I was raised Calvinist where the oft-heard phrase was “Once saved; always saved.” Once you became a Christian, no matter what you did, no matter what happened—your salvation was assured. BUT (and this was a huge asterisk to the whole doctrine) there were people who seemed to have converted, but subsequently did not live like Christians. We wrote those people off to “not being saved in the first place.”
Meaning you are assured of your salvation, unless you aren’t. Real helpful, right? Since one was never quite certain the original salvation took hold. (Worse, there were testimonies from people who claimed they made a salvation prayer as a child, but later realized it was insufficient, and became Christians later in life. Here was irrefutable proof, just because you said the right thing, you may not have made it in yet!)
Having now deconverted--I hear the same accusation made by Calvinists acquaintances; informing me I wasn’t saved in the first place. Looks like my childhood worry was well-placed, eh?!
Further, we believed in the Rapture, so a great test of one’s salvation would be the day where 100’s of millions of people (including everyone I knew) disappeared. If you were left standing here…well…there you go! Not-saved. I can still recall moments in stores, being separated from my mother for longer than expected, and thinking, “The Rapture happened, and I was Left Behind*”
*Yes, those where the exact words we thought, and yes, they were always capitalized. There was always a doctrinal question whether a person who thought they were saved could get another chance after the Rapture…it was heavily intoned one could not. One would live (at best) another 7 years and be doomed to hell, knowing all 7 years that hell was coming.
Or I would come home from school, and unexpectedly no one was home. I remember calling friends and their parents, figuring if no one answered, I was Left Behind.
How do you talk someone out of fear? You can tell me all day long about the safety of parachutes and sky diving and statistics regarding incidents, and procedures and anything you want. I would be scared and staining my shorts jumping from a plane. You don’t “talk” someone out of fear.
I recall my first jury trial. I was nervous, sweating, scared. How do I present my case to a jury? How do I object? What do I wear; where do I stand; how loud do I speak? Now, I look forward to jury trials.
Why? What is the difference? Simple—repetition. After doing them over and over, I have learned the answers to those questions. I know what to expect. Are there still surprises and new experiences? Sure…but having had other surprises and new experiences, one learns how to adapt.
I imagine if I jumped out of a plane a coupla hundred times, I won’t have the fear. Maybe…
But how does one “repeat” the opposite of an in-grained belief? I was raised in a Christian home, I said the right prayer, I lived a Christian life. And each Sunday I was assured I was saved…”BUT”…and each Sunday it was reiterated there were those who were not. And while debates may rage as to who was in heaven; Hell’s citizenship was certain: Hitler, Nietzsche, Darwin and atheists.
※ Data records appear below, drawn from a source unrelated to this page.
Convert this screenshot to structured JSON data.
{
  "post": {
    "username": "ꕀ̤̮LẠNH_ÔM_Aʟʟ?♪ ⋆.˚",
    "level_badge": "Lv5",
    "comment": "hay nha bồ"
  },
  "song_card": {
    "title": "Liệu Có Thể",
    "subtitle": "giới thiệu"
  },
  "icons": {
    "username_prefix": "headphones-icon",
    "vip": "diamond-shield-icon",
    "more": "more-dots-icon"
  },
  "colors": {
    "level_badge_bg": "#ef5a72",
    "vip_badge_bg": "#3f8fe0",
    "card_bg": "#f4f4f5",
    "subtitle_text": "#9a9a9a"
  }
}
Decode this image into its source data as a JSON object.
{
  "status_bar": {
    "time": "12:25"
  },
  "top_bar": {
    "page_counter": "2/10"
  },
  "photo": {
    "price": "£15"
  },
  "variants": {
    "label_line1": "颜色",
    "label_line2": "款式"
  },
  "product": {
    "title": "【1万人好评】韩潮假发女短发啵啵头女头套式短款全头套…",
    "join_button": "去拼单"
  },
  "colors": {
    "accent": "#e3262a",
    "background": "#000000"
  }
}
Upon initial deconversion, I was still fearful of Hell. Actually, that is not quite accurate. I was more fearful I had lost Heaven. We had been taught there was this sublime place where one can eat and not get fat. More importantly, one can see those who had passed on before—grandparents, parents, siblings, children and friends. Even more importantly, justice would be dispensed—wrongs righted; rewards delivered. And most important of all (to me) knowledge would be provided. We would finally get theology correct.
And now Heaven…didn’t…….exist. The more I lost belief in Heaven (it really is a fantasy if you think about it), the same I lost belief in Hell. One does not exist without the other.
I enjoy life just as much—even more—without the worry about getting the afterlife correct. I have my hands full getting this one right. Sure there are moments where I find a twinge of regret we only have a few years. The idea of Heaven is a fun fantasy. But then I shake my head and deal with the reality we have. A world desperately in need of human compassion without the easy relinquishing of responsibility by claiming some god will swoop in and solve all our problems.